Chen did his own comparison using an actual individual health plan that very much resembles what will be available next year. The “hypothetical male living in San Francisco and making more than $46,000 a year” can today “buy a PPO plan from a major insurer with a $5,000 deductible, 30 percent coinsurance, a $10 co-pay for generic prescription drugs, and a $7,000 out-of-pocket maximum for $177 a month,” he wrote.
Meanwhile, the cheapest plan on the exchange offering “nearly the same benefits, including a slightly lower out-of-pocket maximum of $6,350, will cost him between $245 and $270 a month,” Chen found. “That’s anywhere from 38 percent to 53 percent more than he’ll have to pay this year for comparable coverage! Sounds a lot different than the possible 29 percent ‘decrease’ touted by Covered California in their faulty comparison.”
In short, any fair comparison of pre- and post-ObamaCare individual rates in California shows that they will be shooting up significantly next year. And as the House Energy and Commerce Committee has found more than once, they will probably do the same thing in most other states.
Even the Obama administration has given up claiming that the healthcare law will bring down insurance premiums. “After extensive research,” the New York Times reported, “the administration said it was unwise to tell consumers that they could get ‘health insurance that fits your budget.’ That message, it said, is ‘seen as highly motivational, but not as believable.’”
This has left ObamaCare supporters to try a new tack: arguing that while insurance rates may increase significantly, the shock will be minimal for low-income individuals because they will get subsidies to buy insurance. While that is true, as Roy points out, those not eligible for subsidies will “face a double-whammy: higher taxes to pay for those subsidies, and higher indvidual-market [sic] insurance costs for [themselves].”
In addition, those who are not subsidized will have an even more powerful incentive not to buy coverage considering that the penalty for not having insurance will be far lower than the cost of insurance. Much of ObamaCare’s success depends on having a large pool of young and healthy individuals buying insurance to offset insurers’ costs of covering all the old and unhealthy people they now must accept at the same rates. If the young and healthy decide to forego coverage, insurers will be stuck paying vastly more in benefits than they receive in premiums — a plainly untenable situation.

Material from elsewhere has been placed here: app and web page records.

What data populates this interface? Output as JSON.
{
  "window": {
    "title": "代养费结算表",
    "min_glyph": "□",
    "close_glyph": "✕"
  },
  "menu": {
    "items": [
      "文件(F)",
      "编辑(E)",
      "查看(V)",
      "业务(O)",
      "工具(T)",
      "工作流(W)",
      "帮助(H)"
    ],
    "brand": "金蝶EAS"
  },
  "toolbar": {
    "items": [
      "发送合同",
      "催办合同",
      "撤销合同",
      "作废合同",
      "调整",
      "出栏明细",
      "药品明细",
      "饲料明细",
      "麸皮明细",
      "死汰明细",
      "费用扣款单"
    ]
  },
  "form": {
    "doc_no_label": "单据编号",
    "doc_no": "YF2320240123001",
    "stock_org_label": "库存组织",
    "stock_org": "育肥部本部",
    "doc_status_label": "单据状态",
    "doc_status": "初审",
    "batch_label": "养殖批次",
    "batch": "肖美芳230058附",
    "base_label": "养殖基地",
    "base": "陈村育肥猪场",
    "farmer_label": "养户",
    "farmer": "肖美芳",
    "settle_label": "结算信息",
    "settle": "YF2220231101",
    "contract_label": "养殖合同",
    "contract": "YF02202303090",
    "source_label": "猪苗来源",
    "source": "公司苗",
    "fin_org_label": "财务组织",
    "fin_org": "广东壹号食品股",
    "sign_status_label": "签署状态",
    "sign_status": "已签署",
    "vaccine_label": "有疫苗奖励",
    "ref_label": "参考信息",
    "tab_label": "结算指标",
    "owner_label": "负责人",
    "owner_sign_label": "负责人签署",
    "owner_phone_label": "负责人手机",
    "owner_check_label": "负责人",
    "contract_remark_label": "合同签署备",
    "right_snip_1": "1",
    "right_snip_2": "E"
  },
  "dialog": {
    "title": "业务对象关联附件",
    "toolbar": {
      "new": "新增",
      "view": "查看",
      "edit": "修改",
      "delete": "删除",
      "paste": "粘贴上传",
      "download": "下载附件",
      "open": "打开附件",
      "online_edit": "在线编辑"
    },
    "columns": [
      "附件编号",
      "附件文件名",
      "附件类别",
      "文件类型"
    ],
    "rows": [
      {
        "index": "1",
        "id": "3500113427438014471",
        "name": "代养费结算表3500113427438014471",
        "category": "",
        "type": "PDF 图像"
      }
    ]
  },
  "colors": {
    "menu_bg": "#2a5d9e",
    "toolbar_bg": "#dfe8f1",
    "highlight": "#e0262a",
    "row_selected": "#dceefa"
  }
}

The ObamaCare house of cards is already teetering on the brink of disaster. The only question remaining is how elected officials will respond when it finally comes crashing down. Will they repeal it? Or will they try to “fix” it with more interventions, culminating in a complete federal takeover of the healthcare system — and even greater disaster?